Dear Mamas, You’ve Got This
It’s that time of year again — the time when summer days begin to shorten, summer nights require a sweater, and back to school sales fill the stores.
But, this year, everything feels completely different.
This year, mothers everywhere are facing the beginning of the school year with a growing sense of fear, anxiety, and hopelessness.
I know I am.
Each day I wake up still uncertain about the back to school plan. Each day finds me second guessing my family’s decision to allow our sons to return to school in a hybrid model versus a fully remote option. Each day finds the dread and sadness building in me. Each day finds the lightness of summer fading.
This is not how this was supposed to go.
Right now, my head is filled with a million racing thoughts:
- How can I help my children learn remotely this year?
- What is the best physical space for them?
- How are they going to stay engaged all day?
- How can I make sure they learn something?
- How are they going to feel emotionally with this new school plan?
- How can I balance their schooling and all of the other things I have to do?
- How can I possibly do everything that is required of me.
- What if I fail at this?
- What if I can’t do this?
- Are they going to be ok?
- Am I going to be ok?
What is being asked of us as mothers right now is almost impossible to understand and has created one of the most pressure-filled moments of motherhood I can remember.
I am overwhelmed and sad that this is our reality.
But, I am trying desperately to hold two key thoughts close to my heart. These thoughts have become mantras for me lately and are what I say to myself when the anxiety gets too loud:
This is not forever. This is not our new long-term normal. This will not define our children and it will not define us as mothers.
We are not in this alone. There are lots of other mothers out there facing similar struggles.
We need to lean on each other. We need to commit to calling, texting, and FaceTiming each other regularly to give each other space to vent, complain, and cry and to build each other up.
This will be hard.
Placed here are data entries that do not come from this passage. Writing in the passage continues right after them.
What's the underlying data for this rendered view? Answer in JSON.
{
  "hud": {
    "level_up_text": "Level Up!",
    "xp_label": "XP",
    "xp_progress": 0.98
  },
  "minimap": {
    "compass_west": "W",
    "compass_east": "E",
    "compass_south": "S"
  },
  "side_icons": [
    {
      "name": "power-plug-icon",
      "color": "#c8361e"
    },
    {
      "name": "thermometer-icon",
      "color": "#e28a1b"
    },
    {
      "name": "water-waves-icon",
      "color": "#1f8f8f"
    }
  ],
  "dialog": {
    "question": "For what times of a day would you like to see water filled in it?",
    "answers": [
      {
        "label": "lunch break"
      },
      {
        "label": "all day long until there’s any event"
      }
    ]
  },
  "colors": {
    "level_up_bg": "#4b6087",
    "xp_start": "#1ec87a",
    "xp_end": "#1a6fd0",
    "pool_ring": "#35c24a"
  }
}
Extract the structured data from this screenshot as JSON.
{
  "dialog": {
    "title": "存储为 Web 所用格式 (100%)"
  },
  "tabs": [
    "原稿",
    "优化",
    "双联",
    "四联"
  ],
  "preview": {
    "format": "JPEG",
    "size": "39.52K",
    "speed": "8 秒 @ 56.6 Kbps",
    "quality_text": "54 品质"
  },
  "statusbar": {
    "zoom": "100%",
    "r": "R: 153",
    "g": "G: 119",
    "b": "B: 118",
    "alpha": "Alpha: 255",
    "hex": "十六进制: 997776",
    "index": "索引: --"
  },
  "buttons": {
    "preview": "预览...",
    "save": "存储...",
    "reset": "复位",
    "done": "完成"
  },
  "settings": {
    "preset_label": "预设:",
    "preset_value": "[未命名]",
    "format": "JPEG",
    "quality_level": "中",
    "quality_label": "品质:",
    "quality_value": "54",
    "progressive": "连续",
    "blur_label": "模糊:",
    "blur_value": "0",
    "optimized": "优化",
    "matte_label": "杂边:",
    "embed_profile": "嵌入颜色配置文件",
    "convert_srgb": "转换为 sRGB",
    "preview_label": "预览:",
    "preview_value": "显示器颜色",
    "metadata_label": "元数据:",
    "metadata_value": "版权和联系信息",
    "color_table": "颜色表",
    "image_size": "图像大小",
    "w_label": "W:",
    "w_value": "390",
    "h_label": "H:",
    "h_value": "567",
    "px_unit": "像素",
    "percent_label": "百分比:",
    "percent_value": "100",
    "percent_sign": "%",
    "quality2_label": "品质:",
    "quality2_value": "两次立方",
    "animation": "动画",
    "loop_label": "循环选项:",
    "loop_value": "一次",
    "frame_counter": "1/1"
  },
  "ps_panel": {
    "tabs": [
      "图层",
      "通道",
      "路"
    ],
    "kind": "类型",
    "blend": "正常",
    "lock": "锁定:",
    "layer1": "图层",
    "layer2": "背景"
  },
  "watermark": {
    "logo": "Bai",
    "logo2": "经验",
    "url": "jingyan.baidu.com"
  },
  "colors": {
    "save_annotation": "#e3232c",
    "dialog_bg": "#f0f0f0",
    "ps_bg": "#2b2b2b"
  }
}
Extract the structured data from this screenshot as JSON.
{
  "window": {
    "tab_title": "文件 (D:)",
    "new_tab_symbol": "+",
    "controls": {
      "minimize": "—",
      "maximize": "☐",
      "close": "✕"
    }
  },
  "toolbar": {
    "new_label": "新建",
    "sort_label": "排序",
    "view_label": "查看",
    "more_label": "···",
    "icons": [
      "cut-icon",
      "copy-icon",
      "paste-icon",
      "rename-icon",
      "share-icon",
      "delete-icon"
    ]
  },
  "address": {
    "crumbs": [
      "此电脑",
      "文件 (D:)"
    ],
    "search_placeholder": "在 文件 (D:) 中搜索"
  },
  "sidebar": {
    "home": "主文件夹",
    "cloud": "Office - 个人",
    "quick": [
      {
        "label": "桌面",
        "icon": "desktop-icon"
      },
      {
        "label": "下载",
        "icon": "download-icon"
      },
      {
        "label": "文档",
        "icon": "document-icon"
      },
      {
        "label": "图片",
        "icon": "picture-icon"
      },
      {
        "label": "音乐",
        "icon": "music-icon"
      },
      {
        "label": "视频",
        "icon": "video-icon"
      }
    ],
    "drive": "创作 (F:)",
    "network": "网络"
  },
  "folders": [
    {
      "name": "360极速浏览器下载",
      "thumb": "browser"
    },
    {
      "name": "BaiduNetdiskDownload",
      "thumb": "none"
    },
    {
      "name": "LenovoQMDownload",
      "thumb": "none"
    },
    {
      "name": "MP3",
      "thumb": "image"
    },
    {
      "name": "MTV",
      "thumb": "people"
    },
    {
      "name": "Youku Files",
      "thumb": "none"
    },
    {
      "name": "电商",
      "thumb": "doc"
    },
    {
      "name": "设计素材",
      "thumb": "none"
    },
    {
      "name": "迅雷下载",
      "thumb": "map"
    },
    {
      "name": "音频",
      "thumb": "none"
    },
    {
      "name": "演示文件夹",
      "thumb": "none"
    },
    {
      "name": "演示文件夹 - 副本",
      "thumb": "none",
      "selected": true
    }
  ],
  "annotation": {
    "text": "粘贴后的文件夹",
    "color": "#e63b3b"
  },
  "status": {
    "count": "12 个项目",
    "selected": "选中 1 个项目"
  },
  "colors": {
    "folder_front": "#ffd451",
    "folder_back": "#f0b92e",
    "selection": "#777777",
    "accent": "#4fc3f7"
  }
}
There is no doubt about it. There will be days when we cry, days when we scream into pillows, and days when we just can’t get motivated.
There will also be days where it feels not quite as impossible. There will be days where the smiles outnumber the frustrated sighs.
It will be ok.
We will get to the other side of this challenging time.
This time in our lives will serve to remind us that there are so many things outside of our control, that the uncomfortable and hard times are always temporary, and that we are not alone.
Right now, mamas, we need to breathe in and breathe out, taking this challenge before us one single day at a time while cutting ourselves an amazing sense of grace.
You’ve got this, Mama, and we’ve all got each other.
Recently my family drove north to stay at a hotel for one last getaway before summer ends.
Life on the other side of our shared hotel room wall was very different than life on our side.
The family on the other side of the wall was the same as my family - just a version of us from 12 years ago.
On the other side of the wall were high pitched squeaky voices that shouted “mommy look!” over and over again.
On our side of the wall were tall manly teenage boys with deep and sometimes moody voices.
On the other side of the wall were toy train whistles and giggles.
On our side of the wall were xboxes and conversations about politics.
On the other side of the wall they were silent by 8pm and awake by 6am.
On our side of the wall we stayed up past midnight and slept in late.
On the other side of the wall the parents were the last to fall asleep.
On our side of the wall I was the first to fall asleep.
On the other side of the wall were bedtime stories, sweet lap cuddles, raspy early morning voices, and sippy cups of milk.
On our side of the wall were requests for coffee, sarcastic quips, and eye rolls.
Both sides of the wall were filled with love and families just trying to find joy with each other as summer comes to a close.
No matter which side of the wall you are on right now, enjoy your time there.
There is peace and magic and beauty on both sides of the wall.
Parenting is one of life's greatest challenges and greatest rewards. Here we explore all aspects of parenting from pregnancy onward, highlighting both the struggles and the triumphs.